Dueling ideologies

Ultimately, officials concede that both left- and right-wing American radicals may be responsible for thefts and vandalism since the outset of the unrest, mobilized by group efforts on social media.

Eric Jackson, a former chief of the Dallas field office of the FBI, who spoke to the Dallas Morning News, said the dueling factions have adopted law enforcement tactics and also have fueled numerous conspiracy theories online that are used to spread respective ideologies to recruit new members.

“Some groups are hoping for a large law enforcement presence and the use of tactics that will harm demonstrators, while others are looking for the introduction of the U.S. military against demonstrators,” he said.

Antifa fears ‘exaggerated’

The FBI’s Washington field office said its agents witnessed bricks being thrown at police and that a backpack was found with explosive materials, “but the fact that the FBI’s situation reports cannot find any evidence of such involvement now suggests that fears about [Antifa] may be exaggerated,” The Nation reported.

The FBI’s memo also warned that a far-right social media group had “called for far-right-leaning provocateurs to attack federal agents, and use automatic weapons against protesters.”

There have also been widespread reports of people posing as protesters while stoking anarchy and leaving the blame on leftist activists.

Adding to the confusion, false rumors have been spreading that Antifa transported people to wreak havoc on small cities across America, unsubstantiated claims that have become red meat for conservative news media and on pro-Trump social media accounts.

Twitter and Facebook busted some of the instigators behind the unsubstantiated social media chatter. Twitter determined Monday that a tweet promising Antifa would “move into residential areas” and “white” neighborhoods was sent by the white supremacy group Identity Evropa. The tweet was shared hundreds of times and cited in online news articles before Twitter removed it Monday, a company spokesperson said.

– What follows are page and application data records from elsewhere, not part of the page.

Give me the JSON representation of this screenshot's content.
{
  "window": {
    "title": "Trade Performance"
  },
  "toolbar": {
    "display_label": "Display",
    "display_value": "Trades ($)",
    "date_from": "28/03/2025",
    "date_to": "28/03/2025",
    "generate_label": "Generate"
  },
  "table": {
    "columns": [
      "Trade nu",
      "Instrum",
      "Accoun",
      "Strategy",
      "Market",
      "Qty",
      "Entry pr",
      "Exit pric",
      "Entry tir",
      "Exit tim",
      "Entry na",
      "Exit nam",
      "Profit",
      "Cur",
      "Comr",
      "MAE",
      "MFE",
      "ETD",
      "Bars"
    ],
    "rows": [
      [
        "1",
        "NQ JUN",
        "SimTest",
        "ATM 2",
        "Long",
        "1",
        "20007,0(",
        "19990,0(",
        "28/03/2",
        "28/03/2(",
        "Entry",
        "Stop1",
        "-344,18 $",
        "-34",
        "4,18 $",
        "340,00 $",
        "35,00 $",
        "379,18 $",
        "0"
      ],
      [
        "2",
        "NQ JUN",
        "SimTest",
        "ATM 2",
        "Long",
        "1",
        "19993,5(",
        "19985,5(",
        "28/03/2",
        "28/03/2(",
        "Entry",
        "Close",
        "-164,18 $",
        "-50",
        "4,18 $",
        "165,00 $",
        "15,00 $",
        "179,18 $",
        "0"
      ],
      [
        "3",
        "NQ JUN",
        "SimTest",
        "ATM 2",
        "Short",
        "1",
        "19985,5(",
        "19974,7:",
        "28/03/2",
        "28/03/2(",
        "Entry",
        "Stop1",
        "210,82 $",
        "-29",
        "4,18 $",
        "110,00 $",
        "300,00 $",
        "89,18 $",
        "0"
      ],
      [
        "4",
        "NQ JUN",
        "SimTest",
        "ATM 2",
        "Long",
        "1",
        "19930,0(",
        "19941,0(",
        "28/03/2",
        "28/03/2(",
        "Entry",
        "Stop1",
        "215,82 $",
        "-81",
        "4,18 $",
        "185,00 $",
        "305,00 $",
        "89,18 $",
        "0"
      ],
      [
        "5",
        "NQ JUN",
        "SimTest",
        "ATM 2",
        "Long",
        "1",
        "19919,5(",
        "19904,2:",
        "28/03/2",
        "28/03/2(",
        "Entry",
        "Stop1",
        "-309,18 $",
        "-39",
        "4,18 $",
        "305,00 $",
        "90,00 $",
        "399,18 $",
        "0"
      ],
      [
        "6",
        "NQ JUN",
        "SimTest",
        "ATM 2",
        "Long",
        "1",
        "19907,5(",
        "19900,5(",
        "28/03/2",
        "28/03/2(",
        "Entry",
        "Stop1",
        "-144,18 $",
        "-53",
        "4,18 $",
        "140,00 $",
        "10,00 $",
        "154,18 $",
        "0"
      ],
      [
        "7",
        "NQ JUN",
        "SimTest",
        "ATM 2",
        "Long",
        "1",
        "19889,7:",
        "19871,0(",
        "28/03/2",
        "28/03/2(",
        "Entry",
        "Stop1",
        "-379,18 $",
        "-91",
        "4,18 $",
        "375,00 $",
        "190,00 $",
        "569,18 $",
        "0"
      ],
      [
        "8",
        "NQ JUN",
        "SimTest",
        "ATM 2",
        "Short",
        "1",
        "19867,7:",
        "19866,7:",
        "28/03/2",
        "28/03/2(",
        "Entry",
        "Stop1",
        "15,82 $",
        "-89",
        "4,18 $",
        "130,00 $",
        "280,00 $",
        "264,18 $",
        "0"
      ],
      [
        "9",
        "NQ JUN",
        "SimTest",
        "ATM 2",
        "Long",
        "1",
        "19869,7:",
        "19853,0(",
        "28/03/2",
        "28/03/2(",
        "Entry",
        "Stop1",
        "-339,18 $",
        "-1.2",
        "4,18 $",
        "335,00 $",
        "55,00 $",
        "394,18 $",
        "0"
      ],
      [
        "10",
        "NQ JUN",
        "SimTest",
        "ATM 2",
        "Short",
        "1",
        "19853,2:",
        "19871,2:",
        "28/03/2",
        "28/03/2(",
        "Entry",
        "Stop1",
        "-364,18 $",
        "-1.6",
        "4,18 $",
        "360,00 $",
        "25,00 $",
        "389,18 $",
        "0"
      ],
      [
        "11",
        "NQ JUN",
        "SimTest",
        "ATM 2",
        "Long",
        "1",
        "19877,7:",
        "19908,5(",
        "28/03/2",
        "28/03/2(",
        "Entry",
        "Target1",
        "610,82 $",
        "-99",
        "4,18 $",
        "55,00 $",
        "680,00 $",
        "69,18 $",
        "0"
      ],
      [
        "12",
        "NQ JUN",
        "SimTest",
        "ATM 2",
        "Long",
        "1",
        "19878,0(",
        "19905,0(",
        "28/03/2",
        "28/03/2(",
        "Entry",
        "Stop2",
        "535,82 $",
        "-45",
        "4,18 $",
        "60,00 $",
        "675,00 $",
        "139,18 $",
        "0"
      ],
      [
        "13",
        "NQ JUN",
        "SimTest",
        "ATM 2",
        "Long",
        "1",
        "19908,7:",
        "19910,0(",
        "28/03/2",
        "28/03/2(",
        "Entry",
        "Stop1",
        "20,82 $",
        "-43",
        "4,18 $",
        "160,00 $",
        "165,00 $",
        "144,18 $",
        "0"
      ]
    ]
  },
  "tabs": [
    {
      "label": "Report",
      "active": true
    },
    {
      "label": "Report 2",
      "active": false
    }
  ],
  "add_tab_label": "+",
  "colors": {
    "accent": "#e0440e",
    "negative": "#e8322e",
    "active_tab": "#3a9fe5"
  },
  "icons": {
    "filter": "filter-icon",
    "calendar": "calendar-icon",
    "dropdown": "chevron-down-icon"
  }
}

The mood on Capitol Hill

Trump’s allies in Congress have also singled out Antifa for violent confrontations during several protests across the country.

Rep. Matt Gaetz of Florida and Sen. Ted Cruz of Texas have echoed the president's call to designate Antifa as a terrorist organization.

Georgia Sen. Kelly Loeffler says she is co-sponsoring a Senate resolution that would call for Antifa to be designated as a domestic terrorist organization.

The resolution, introduced by Sens. Bill Cassidy of Louisiana and Cruz in 2019, would call for groups that identify as Antifa be designated as domestic terrorists as well as call upon the federal government to “redouble its efforts to combat the spread of domestic terrorism in all forms.”

Attorney General William Barr said Sunday the FBI would use its regional joint terrorism task forces to “identify criminal organizers” but stopped short of giving the group a designation, saying only that he was assigning the Department of Justice’s existing counterterrorism task forces to look into it.